i. Find the speed of each sphere after the collision in terms of $e$, the coefficient of restitution

ii. Show that the spheres will move in opposite directions after the collision if $e>\frac13$.

My contention is that the question erred in not specifying that the answers to part i. were to be in terms of $e$ and $u$.

Solution:

i. The following is the situation:

Let $v_1$ and $v_2$ be the velocities of the smaller respectively larger sphere after collision. Note that the initial velocity of the larger sphere is minus $u$.

Using conservation of momentum,

$m_1u_1+m_2u_2=m_1v_1+m_2v_2$

$\Rightarrow 2m(4u)+3m(-u)=2mv_1+3mv_2$

$\Rightarrow 5u=2v_1+3v_2$.

Using:

$\displaystyle e(u_1-u_2)=-(v_1-v_2)\Rightarrow \frac{v_1-v_2}{u_1-u_2}=-e$,

Therefore,

$\displaystyle \frac{v_1-v_2}{4u-(-u)}=-e$

$\Rightarrow v_1-v_2=-5ue\Rightarrow v_1=v_2-5ue$,

and so

$5u=2(v_2-5ue)+3v_2\Rightarrow 5u=2v_2-10ue+3v_2$,

$\Rightarrow 5v_2=5u+10ue\Rightarrow v_2=u(1+2e)$.

$\Rightarrow v_1=u(1+2e)-5ue=u+2ue-5ue=u(1-3e)$.

ii. $v_2>0$. If $e>\frac13\Rightarrow 3e>1\Rightarrow 1-3e<0$ and so

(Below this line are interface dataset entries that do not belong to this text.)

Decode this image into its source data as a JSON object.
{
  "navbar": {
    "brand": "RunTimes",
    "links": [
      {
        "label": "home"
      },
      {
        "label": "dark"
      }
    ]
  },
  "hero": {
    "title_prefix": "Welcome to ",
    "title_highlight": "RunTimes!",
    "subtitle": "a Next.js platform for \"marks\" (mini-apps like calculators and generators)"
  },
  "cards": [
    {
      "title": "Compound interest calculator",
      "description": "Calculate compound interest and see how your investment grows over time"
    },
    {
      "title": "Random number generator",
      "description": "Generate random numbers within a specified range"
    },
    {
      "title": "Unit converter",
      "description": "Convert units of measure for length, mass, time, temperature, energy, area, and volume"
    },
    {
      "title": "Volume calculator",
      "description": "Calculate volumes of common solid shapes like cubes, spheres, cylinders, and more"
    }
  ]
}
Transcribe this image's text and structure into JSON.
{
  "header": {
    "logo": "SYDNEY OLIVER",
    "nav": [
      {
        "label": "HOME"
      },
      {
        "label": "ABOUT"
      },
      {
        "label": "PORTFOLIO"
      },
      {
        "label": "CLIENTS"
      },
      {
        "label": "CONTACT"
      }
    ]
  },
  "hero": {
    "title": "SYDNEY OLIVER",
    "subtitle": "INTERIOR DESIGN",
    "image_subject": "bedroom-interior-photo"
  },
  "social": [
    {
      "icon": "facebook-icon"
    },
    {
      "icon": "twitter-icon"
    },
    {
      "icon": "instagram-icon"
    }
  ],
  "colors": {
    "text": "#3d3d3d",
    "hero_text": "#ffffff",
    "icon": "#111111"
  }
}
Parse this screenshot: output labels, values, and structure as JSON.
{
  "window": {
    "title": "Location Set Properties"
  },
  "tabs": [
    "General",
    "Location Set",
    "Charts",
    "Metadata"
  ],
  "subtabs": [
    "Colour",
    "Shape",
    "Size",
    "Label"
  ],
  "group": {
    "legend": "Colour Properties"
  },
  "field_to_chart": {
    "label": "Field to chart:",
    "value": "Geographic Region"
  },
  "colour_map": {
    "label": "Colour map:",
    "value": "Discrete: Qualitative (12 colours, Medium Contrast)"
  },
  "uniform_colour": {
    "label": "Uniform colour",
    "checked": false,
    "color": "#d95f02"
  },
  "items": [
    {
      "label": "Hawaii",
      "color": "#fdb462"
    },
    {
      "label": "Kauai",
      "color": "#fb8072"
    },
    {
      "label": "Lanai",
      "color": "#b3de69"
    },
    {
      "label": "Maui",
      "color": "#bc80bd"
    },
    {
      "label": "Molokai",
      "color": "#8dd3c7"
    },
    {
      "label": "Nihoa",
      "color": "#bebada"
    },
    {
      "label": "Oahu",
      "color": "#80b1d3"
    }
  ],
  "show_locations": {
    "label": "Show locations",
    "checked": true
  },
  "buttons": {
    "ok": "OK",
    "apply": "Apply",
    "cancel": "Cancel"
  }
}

$v_1=u(1-3e)<0$;

that is the particles move in opposite directions.